== Data extract ==
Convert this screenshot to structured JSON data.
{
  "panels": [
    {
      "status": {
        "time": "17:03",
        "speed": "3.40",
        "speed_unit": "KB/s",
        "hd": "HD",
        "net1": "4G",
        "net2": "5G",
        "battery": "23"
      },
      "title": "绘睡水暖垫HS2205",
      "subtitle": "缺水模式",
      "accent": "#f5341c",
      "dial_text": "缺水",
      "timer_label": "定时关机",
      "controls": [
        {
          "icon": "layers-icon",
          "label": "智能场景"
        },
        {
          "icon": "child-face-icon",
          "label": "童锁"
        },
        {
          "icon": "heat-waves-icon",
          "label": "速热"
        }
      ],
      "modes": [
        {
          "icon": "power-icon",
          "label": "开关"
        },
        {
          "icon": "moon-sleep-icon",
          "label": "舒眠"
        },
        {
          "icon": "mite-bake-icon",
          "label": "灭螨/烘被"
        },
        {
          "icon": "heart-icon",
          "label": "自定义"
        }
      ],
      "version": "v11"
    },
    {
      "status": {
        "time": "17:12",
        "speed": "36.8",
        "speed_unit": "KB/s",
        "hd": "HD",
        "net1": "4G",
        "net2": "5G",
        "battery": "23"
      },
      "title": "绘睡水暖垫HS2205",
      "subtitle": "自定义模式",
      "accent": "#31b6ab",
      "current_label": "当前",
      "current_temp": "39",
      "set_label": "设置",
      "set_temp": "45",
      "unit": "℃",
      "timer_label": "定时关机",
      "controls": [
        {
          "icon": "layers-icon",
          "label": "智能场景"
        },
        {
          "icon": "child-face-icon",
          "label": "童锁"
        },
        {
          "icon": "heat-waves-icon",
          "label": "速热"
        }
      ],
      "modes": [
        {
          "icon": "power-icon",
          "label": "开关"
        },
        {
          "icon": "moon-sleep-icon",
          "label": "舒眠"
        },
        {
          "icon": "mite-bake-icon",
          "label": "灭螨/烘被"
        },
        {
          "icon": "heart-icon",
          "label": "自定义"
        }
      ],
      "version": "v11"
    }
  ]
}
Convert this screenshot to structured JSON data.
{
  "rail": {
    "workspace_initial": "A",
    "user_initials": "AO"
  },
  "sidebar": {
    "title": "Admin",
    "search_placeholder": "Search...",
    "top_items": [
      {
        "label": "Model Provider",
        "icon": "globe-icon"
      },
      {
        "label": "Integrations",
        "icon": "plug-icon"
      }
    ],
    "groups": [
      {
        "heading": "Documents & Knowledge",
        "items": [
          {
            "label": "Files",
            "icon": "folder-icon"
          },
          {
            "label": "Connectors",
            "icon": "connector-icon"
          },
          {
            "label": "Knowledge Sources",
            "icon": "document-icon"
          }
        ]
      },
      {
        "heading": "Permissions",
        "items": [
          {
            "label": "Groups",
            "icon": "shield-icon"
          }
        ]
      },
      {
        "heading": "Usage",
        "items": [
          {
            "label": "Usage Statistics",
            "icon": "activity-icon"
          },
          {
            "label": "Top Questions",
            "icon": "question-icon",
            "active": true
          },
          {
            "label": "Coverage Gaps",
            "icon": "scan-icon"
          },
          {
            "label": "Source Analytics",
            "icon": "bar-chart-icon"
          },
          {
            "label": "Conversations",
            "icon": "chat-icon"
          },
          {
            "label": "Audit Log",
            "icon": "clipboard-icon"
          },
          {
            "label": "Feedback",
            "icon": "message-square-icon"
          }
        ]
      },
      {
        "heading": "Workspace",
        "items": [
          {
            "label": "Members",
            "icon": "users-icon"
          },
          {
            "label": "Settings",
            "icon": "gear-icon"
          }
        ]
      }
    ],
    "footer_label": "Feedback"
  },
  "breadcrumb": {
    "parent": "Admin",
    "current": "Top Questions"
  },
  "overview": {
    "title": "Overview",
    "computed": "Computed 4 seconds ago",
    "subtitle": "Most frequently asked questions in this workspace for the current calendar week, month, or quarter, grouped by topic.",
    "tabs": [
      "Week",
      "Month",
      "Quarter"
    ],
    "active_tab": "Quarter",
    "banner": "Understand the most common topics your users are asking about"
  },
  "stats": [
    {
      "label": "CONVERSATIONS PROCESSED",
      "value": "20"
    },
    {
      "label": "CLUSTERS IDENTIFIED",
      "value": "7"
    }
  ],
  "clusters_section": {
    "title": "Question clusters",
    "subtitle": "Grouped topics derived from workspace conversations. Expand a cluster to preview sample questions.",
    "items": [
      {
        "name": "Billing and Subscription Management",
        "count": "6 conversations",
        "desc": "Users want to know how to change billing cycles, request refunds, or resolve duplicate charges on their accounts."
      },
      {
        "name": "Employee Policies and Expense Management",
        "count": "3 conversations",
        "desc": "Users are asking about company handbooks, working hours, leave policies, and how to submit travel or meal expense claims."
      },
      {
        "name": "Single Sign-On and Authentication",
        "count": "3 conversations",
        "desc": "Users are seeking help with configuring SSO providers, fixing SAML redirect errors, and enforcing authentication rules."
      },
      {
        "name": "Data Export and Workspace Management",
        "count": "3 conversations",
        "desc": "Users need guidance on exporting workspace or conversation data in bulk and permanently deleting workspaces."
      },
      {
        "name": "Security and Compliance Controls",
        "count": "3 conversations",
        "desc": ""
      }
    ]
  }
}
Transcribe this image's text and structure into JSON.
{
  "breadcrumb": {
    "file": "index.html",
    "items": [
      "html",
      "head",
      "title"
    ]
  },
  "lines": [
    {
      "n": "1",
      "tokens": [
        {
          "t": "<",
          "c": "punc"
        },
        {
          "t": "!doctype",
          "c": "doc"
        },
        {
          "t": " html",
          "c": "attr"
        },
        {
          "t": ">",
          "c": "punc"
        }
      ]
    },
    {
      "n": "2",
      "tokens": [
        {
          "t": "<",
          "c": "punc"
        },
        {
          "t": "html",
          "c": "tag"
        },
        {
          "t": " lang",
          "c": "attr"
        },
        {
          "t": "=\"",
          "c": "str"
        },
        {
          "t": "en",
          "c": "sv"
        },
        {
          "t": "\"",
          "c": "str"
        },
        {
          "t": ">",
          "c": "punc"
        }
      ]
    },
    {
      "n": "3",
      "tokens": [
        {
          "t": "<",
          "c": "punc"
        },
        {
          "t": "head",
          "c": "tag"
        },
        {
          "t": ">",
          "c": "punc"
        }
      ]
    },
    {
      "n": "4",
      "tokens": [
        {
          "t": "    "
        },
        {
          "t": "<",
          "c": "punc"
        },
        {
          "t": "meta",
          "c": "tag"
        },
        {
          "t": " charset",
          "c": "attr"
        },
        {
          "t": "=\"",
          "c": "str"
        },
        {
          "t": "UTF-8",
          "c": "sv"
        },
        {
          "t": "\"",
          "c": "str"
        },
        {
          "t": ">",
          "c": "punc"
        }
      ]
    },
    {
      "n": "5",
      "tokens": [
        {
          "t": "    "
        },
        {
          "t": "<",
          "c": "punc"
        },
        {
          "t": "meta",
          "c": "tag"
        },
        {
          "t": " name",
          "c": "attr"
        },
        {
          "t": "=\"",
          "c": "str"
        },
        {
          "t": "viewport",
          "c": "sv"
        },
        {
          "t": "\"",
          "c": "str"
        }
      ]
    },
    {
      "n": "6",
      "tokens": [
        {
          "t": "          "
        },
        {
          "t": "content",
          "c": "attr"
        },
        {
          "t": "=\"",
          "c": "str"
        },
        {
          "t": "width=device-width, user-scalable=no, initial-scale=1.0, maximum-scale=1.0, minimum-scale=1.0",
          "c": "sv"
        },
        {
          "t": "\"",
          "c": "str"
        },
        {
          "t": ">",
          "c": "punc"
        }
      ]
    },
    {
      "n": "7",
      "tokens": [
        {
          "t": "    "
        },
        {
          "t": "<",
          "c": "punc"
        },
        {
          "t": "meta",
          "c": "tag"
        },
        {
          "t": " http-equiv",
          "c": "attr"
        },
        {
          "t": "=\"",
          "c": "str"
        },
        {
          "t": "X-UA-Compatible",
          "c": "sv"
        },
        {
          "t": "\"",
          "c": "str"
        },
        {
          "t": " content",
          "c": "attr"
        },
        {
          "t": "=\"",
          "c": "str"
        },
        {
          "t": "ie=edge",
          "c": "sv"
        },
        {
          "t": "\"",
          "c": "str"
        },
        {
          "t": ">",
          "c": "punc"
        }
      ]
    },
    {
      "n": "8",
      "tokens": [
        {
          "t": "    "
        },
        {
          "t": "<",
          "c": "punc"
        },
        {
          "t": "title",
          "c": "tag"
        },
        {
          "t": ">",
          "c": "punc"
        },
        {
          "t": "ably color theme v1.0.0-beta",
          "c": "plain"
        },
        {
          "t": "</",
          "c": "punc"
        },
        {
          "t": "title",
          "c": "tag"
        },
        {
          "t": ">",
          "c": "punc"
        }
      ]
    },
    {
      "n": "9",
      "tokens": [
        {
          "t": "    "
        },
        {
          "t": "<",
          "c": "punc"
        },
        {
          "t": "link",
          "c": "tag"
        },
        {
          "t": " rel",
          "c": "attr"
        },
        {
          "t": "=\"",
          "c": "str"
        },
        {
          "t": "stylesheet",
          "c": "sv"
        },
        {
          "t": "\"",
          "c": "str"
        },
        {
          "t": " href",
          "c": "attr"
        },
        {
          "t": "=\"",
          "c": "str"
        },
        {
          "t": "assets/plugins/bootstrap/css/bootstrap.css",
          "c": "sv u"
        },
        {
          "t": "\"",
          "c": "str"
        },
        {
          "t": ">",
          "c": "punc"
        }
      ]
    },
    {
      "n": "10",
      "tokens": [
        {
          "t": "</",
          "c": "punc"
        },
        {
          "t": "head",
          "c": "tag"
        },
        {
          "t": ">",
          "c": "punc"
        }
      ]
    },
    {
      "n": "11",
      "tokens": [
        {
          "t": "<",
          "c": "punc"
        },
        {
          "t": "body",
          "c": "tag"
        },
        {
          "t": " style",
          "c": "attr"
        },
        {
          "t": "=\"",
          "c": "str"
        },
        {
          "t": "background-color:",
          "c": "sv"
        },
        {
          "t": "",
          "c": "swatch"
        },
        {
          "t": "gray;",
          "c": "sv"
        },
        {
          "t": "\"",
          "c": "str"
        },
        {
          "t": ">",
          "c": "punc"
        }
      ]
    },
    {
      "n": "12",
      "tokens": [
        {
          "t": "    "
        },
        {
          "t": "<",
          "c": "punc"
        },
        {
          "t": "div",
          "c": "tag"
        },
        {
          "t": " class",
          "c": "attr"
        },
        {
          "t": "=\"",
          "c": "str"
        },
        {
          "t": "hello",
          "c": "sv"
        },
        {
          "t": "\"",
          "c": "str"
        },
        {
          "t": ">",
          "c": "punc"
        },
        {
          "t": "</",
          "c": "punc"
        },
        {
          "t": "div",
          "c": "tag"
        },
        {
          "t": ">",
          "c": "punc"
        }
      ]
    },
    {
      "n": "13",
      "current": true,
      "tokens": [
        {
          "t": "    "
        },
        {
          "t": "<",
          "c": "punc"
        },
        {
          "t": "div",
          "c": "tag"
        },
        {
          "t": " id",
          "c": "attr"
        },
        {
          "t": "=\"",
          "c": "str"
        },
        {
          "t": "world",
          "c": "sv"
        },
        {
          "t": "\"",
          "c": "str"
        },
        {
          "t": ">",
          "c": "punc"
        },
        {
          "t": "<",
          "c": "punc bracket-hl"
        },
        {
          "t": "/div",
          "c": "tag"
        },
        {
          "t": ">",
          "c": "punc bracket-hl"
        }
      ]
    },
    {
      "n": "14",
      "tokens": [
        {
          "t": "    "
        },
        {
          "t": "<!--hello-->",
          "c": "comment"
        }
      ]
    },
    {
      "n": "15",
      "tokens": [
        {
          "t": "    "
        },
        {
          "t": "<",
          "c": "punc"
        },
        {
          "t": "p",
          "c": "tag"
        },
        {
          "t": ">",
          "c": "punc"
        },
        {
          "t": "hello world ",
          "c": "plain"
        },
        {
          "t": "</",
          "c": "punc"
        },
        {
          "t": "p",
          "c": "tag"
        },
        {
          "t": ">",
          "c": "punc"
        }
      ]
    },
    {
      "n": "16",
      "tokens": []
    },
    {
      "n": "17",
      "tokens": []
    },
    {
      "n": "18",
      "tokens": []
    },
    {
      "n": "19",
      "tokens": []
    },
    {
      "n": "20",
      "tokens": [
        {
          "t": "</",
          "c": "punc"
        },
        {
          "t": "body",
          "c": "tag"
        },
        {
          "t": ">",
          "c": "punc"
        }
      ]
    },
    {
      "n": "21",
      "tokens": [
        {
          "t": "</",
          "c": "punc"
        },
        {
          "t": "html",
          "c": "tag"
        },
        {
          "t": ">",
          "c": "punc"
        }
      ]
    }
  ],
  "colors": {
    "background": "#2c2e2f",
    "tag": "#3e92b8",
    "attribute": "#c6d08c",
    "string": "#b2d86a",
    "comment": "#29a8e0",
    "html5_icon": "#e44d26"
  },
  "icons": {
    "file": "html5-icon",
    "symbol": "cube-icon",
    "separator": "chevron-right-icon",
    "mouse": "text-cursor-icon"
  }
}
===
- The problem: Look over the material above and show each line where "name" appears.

- Written reply:
        "name": "Billing and Subscription Management",
        "name": "Employee Policies and Expense Management",
        "name": "Single Sign-On and Authentication",
        "name": "Data Export and Workspace Management",
        "name": "Security and Compliance Controls",
          "t": " name",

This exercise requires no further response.